There are many operations you could do with scoring data. You can add them up, take a mean, take a median, or any number of other operations. Technically, you could do anything with scoring data as you could with ordinal data. This type of data is very flexible.
A common algorithm that many proportional methods use is to downard weight ballot data after voters name an elected candidate on their ballot. This reweighting gives other voters an opportunity for more voters to elect someone. This approach can work with any type of ballot data.
Decision and Results
Here, we’re talking about the number of candidates selected as a result of the algorithm. It’s implied that when the algorithm associates values with candidates that those values and candidates are ordered. The candidate(s) with the highest value — however that’s measured — wins. The decision process elects one person if it’s within a single-winner voting method. If the method is multi-winner, then as many people are elected as there are seats to be filled. This might take place over rounds or be the candidates at the top of an ordered list according to the algorithm.
Although not always expressly stated, a voting method generally provides some reflection of support for candidates who did not win. This allows people to see how much winning candidates won by as well as to see how much support losing candidates had in their own right. This information is important because it can play a role in whether candidates decide to run in the future.
In other cases, governing bodies can use this information to make other determinations such as whether a party qualifies for official party status, which can then affect later ballot access. Unfortunately, some systems don’t do a good job reflecting losing candidates’ support in a way that’s easy to understand. And other methods, while making that support clear, shows information that’s highly distorted because of issues inherent to the method. Plurality voting is a good example of a voting method that creates distortion because it dissuades voters from supporting candidates who aren’t perceived as frontrunners.

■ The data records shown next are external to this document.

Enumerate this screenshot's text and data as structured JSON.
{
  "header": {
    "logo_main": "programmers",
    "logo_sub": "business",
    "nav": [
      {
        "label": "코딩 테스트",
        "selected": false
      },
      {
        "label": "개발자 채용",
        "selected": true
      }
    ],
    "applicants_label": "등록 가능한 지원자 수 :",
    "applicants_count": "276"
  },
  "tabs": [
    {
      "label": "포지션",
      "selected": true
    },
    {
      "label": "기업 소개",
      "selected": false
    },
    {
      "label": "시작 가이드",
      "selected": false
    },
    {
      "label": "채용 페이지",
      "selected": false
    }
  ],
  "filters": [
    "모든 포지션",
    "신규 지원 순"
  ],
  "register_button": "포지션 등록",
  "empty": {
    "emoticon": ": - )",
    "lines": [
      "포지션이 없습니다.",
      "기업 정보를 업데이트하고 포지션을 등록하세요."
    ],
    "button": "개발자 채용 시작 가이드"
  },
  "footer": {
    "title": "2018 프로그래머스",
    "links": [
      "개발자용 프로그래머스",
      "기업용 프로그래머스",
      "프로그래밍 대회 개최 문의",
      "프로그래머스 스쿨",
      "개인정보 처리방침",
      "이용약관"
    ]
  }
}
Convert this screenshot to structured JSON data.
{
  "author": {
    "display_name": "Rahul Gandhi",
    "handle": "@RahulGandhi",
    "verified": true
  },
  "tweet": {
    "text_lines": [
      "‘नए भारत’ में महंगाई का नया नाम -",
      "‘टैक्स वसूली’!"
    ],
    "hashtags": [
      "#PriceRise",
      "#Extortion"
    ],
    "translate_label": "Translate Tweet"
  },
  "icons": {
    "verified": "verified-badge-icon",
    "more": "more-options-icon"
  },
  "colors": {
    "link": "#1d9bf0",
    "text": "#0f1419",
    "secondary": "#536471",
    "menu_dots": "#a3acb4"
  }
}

Thinking about a voting method in these separate parts can make it easier to understand how a voting method works. This can also make it easier to conceptualize different methods and understand how they’re different. Importantly, this approach also explains why to separate single and multi-winner methods. It only takes one part of a voting method being different to differentiate it from another voting method.